It’s exciting. We’ve always been huge fans of The Flaming Lips. I’ve been following them for years, so to play on the same festival as them is awesome for us. We’ve played the same festival once before, but it wasn’t the same kind of thing. We weren’t on the same stage. We got to say hi and that was about it. This will be great to be able to do our set and kick back and watch The Flaming Lips.

You’ve played here in Minneapolis several times before. What have your experiences been like?

We started off opening at the 7th St. Entry like everybody does, and you peek into that big room where Purple Rain took place and say ‘someday I’m gonna play there.’ There’s something about that room, the audience and the staff, they always make it a great show. That is honestly one of our favorite places to play. 

What’s your perception of the music scene here?

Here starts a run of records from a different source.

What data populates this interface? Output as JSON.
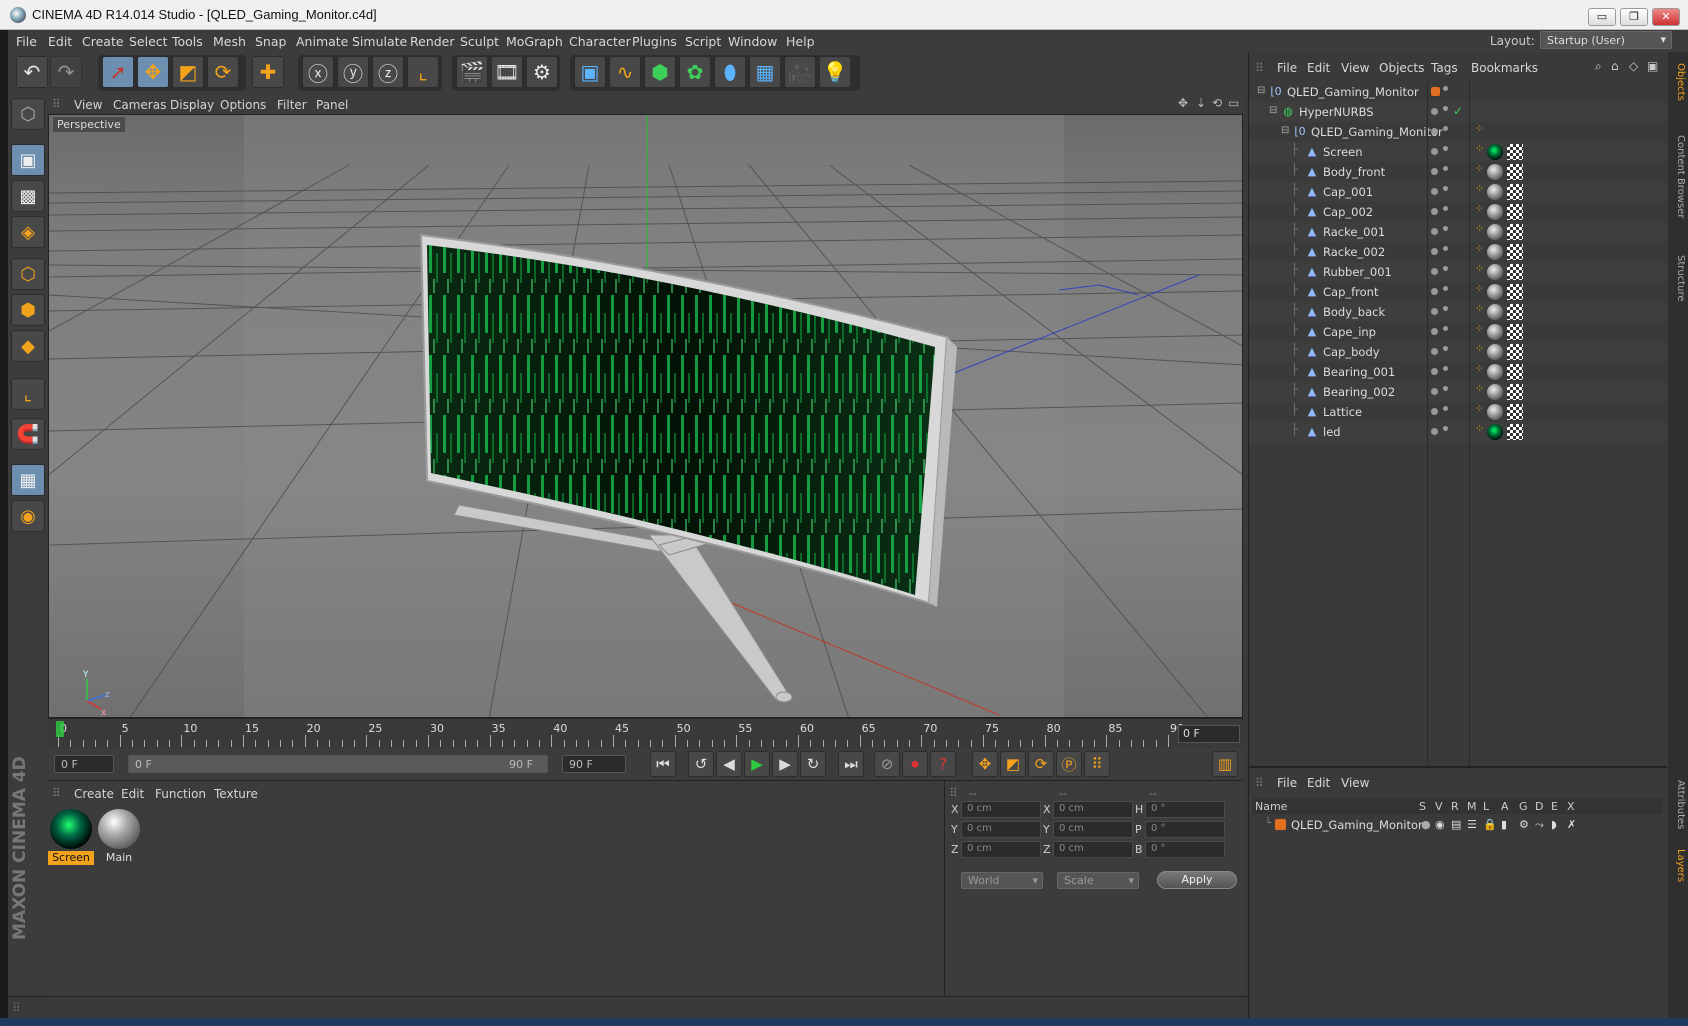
{
  "window": {
    "title": "CINEMA 4D R14.014 Studio - [QLED_Gaming_Monitor.c4d]",
    "controls": {
      "minimize": "▭",
      "maximize": "❐",
      "close": "✕"
    }
  },
  "menubar": {
    "items": [
      "File",
      "Edit",
      "Create",
      "Select",
      "Tools",
      "Mesh",
      "Snap",
      "Animate",
      "Simulate",
      "Render",
      "Sculpt",
      "MoGraph",
      "Character",
      "Plugins",
      "Script",
      "Window",
      "Help"
    ],
    "layout_label": "Layout:",
    "layout_value": "Startup (User)"
  },
  "viewport": {
    "menu": [
      "View",
      "Cameras",
      "Display",
      "Options",
      "Filter",
      "Panel"
    ],
    "label": "Perspective",
    "axis_x": "x",
    "axis_y": "Y",
    "axis_z": "z"
  },
  "timeline": {
    "ticks": [
      "0",
      "5",
      "10",
      "15",
      "20",
      "25",
      "30",
      "35",
      "40",
      "45",
      "50",
      "55",
      "60",
      "65",
      "70",
      "75",
      "80",
      "85",
      "90"
    ],
    "current_frame": "0 F",
    "start_frame": "0 F",
    "range_start": "0 F",
    "range_end": "90 F",
    "end_frame": "90 F"
  },
  "material_manager": {
    "menu": [
      "Create",
      "Edit",
      "Function",
      "Texture"
    ],
    "materials": [
      {
        "name": "Screen",
        "selected": true
      },
      {
        "name": "Main",
        "selected": false
      }
    ]
  },
  "coordinates": {
    "headers": [
      "--",
      "--",
      "--"
    ],
    "rows": [
      {
        "l1": "X",
        "v1": "0 cm",
        "l2": "X",
        "v2": "0 cm",
        "l3": "H",
        "v3": "0 °"
      },
      {
        "l1": "Y",
        "v1": "0 cm",
        "l2": "Y",
        "v2": "0 cm",
        "l3": "P",
        "v3": "0 °"
      },
      {
        "l1": "Z",
        "v1": "0 cm",
        "l2": "Z",
        "v2": "0 cm",
        "l3": "B",
        "v3": "0 °"
      }
    ],
    "space": "World",
    "mode": "Scale",
    "apply": "Apply"
  },
  "object_manager": {
    "menu": [
      "File",
      "Edit",
      "View",
      "Objects",
      "Tags",
      "Bookmarks"
    ],
    "objects": [
      {
        "name": "QLED_Gaming_Monitor",
        "indent": 0,
        "icon": "null-icon",
        "tag": "none"
      },
      {
        "name": "HyperNURBS",
        "indent": 1,
        "icon": "hypernurbs-icon",
        "tag": "none"
      },
      {
        "name": "QLED_Gaming_Monitor",
        "indent": 2,
        "icon": "null-icon",
        "tag": "none"
      },
      {
        "name": "Screen",
        "indent": 3,
        "icon": "polygon-icon",
        "tag": "screen"
      },
      {
        "name": "Body_front",
        "indent": 3,
        "icon": "polygon-icon",
        "tag": "main"
      },
      {
        "name": "Cap_001",
        "indent": 3,
        "icon": "polygon-icon",
        "tag": "main"
      },
      {
        "name": "Cap_002",
        "indent": 3,
        "icon": "polygon-icon",
        "tag": "main"
      },
      {
        "name": "Racke_001",
        "indent": 3,
        "icon": "polygon-icon",
        "tag": "main"
      },
      {
        "name": "Racke_002",
        "indent": 3,
        "icon": "polygon-icon",
        "tag": "main"
      },
      {
        "name": "Rubber_001",
        "indent": 3,
        "icon": "polygon-icon",
        "tag": "main"
      },
      {
        "name": "Cap_front",
        "indent": 3,
        "icon": "polygon-icon",
        "tag": "main"
      },
      {
        "name": "Body_back",
        "indent": 3,
        "icon": "polygon-icon",
        "tag": "main"
      },
      {
        "name": "Cape_inp",
        "indent": 3,
        "icon": "polygon-icon",
        "tag": "main"
      },
      {
        "name": "Cap_body",
        "indent": 3,
        "icon": "polygon-icon",
        "tag": "main"
      },
      {
        "name": "Bearing_001",
        "indent": 3,
        "icon": "polygon-icon",
        "tag": "main"
      },
      {
        "name": "Bearing_002",
        "indent": 3,
        "icon": "polygon-icon",
        "tag": "main"
      },
      {
        "name": "Lattice",
        "indent": 3,
        "icon": "polygon-icon",
        "tag": "main"
      },
      {
        "name": "led",
        "indent": 3,
        "icon": "polygon-icon",
        "tag": "screen"
      }
    ]
  },
  "layer_manager": {
    "menu": [
      "File",
      "Edit",
      "View"
    ],
    "columns": [
      "Name",
      "S",
      "V",
      "R",
      "M",
      "L",
      "A",
      "G",
      "D",
      "E",
      "X"
    ],
    "rows": [
      {
        "name": "QLED_Gaming_Monitor",
        "color": "#e07020"
      }
    ]
  },
  "side_tabs": [
    "Objects",
    "Content Browser",
    "Structure",
    "Attributes",
    "Layers"
  ],
  "brand": "MAXON CINEMA 4D",
  "colors": {
    "accent": "#f2a21b",
    "selection": "#6c8fb0",
    "matrix_green": "#1dff6a"
  }
}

As an outsider, I have to say that I am extremely impressed. We’ve gotten to know some friends who live there and play in bands and stuff. It always seems like great stuff is coming out of there, maybe because it’s so cold in the winter. There’s nothing else to do but rock out in your basements, I don’t know. But it really seems like the audiences and the press are all really into it. It just seems like a great music town. I’m not even kissing ass, you don’t even need to print this, but as an outsider who’s lived in different cities, it seems like a really great place to be in a band.

The NPR station [The Current] there has been really, really good to us and I’ve been turned onto many great bands from them. I think that’s one of the reasons we’ve gotten to play at classy joints like First Ave. They really keep their ear to the ground for new bands. They played us before we had any sort of recognition.

Both Minneapolis and your hometown are in what the mainstream music industry have long considered “flyover country.” And yet, you’re about to headline a major music festival here. Is that a sign that things have changed?

I think that those stereotypes have gone out the window. Especially if you look at a sampling of all the great bands today, they’re coming out of everywhere. Everywhere there’s basements and some kids you’re gonna have a great band. I get that a lot, being that the band is based in Denver. People want to lump you into those old stereotypes, because there were cowboys here like 100 years ago or whatever. It just doesn’t work anymore. The world has gotten too small. Every city in the country has become a magnet for immigrants from all over the world. The borders are changing, you know? It doesn’t matter where you are, there’s going to be great music coming out of that place, and people from all over the world. 

The world is getting smaller every day. So I don’t’ think that the thousands of miles of open farmland really matter anymore. Except when we have to drive through it to play!

Gates for the SoundTown Festival Open tonight. Music begins tomorrow. Tickets are still available. For more information, visit the official site